Human resource professionals are adapting social media tools for internal use. These tools foster more-efficient communication with dispersed workers, have self-service features that free up HR staff members to focus on strategic issues, and allow employees to swap tips and experiences around topics such as wellness or 401(k) investments.
Here are some innovative ways internal social networks are being applied by HR:
Flexibility in the workplace is imperative. It should be seen as a result-based business strategy—not a benefit.
With the variety of employee demographics now in our workforce, the importance of workplace flexibility becomes even clearer. For instance, millennials prefer flexible working arrangements and consider them in accepting employment. But boomers need flexible options as they take on care of their aging parents.
Matt Ferguson explains that in order to be successful it is important for every piece of the organization to be more forward looking.
SAN DIEGO—After months, even years, of being hamstrung by layoffs, hiring freezes and flat-lined compensation packages, approximately 700 recruiting professionals have converged on this city to re-energize, recommit and learn how to reinvigorate their companies’ post-recessionary staffing efforts.
Up to one-quarter of your top talent might be fed up and thinking of leaving your organization. Consider 14 ways to retain these valued employees.
Ambitious, motivated and highly intelligent, Eric G. is the quintessential high-potential employee. Three years ago, a large international consumer products company swept the freshly minted Stanford MBA off his feet with promises of exciting challenges aboard an express train leading straight to the C-suite.
SHRM works hard to provide members with the best tools and resources for doing their jobs. In addition to trying to be as accessible as possible to our members, we’re all about learning from and sharing with others in the human resource and business space.
Follow the lead of 3M’s HR managers and strive to strengthen employees’ trust. It need not be an elusive quality.
What do innovation, employee engagement and trust have in common? If you are a 3M executive, everything. The company’s record of bringing new products to market has helped 3M earn its place in the Fortune 500 and make appearances on many lists of admired companies.
Released the first Thursday of each month, the Society for Human Resource Management’s (SHRM) Leading Indicators of National Employment® (LINE®) Report, provides a snapshot of anticipated hiring for the month ahead and examines data from the previous month.
Tamara Erickson talks about the transitioning workforce from the Baby Boomer generation to Generation X.

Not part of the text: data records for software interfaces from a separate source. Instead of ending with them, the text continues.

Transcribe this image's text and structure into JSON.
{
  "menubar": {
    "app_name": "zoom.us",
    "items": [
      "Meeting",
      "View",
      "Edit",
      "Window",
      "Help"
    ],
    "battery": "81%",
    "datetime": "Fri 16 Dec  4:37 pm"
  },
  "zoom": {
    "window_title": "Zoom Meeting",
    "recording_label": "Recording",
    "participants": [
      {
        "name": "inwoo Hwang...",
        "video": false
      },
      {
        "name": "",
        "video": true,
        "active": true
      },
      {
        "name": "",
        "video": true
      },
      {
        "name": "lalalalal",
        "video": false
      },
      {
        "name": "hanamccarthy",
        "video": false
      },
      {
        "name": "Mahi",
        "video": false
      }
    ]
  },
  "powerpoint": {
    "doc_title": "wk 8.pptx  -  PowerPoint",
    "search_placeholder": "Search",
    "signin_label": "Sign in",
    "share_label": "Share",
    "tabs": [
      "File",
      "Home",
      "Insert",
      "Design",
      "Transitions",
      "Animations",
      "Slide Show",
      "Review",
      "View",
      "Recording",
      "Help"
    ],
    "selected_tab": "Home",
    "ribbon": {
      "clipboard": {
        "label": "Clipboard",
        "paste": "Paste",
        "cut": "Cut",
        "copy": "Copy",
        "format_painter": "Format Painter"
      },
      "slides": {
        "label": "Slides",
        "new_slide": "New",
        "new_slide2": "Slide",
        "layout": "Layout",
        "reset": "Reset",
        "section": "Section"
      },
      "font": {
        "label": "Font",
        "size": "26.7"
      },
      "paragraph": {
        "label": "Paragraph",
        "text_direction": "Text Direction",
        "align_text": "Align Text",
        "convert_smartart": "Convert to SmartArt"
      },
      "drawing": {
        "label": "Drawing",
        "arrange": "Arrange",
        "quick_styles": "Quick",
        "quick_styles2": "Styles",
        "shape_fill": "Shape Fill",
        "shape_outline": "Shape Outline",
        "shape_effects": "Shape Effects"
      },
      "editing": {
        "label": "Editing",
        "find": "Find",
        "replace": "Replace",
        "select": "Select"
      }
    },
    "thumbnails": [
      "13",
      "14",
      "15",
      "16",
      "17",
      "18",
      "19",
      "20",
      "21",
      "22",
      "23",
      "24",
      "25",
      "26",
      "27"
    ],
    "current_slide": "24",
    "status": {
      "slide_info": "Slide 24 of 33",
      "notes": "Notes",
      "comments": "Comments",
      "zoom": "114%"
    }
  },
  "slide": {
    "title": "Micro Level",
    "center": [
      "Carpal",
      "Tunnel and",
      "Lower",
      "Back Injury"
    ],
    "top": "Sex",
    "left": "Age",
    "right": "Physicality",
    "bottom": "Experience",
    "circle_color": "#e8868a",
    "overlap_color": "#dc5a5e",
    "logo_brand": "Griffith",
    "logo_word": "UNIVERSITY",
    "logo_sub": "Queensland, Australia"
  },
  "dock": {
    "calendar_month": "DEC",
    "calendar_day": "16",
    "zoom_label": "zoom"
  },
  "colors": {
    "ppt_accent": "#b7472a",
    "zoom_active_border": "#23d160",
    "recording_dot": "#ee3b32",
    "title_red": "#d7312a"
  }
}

Social media allows businesses and individuals to capitalize on the phrase, “It’s not what you know, but who you know.” Social media has forced an evolution of how businesses recruit talent and how job seekers look for their next opportunity. From Monster and CareerBuilder to LinkedIn and BranchOut, social media is enabling businesses and individuals to connect in ways never imagined.
Layoffs pose concerns for country's economic recovery
Rewards are linked to performance effectively at 89 percent of the "world's most admired companies" vs. 77 percent of their industry peers, according to the 14th annual World’s Most Admired Companies list compiled by Fortune magazine and Hay Group, a global consultancy. The most admired also are more likely to treat work/life issues as a top priority and to address differing generational needs.
From masking tape to Post-its, 3M is well known for its innovative culture. 3M has an annual goal that 30 percent of its annual profits come from products and businesses that are less than four years old. Wired Magazine describes how 3M tackles that goal with their “15 percent solution.”
With four—almost five—generations in the workplace, tensions can arise through misunderstandings and miscommunication.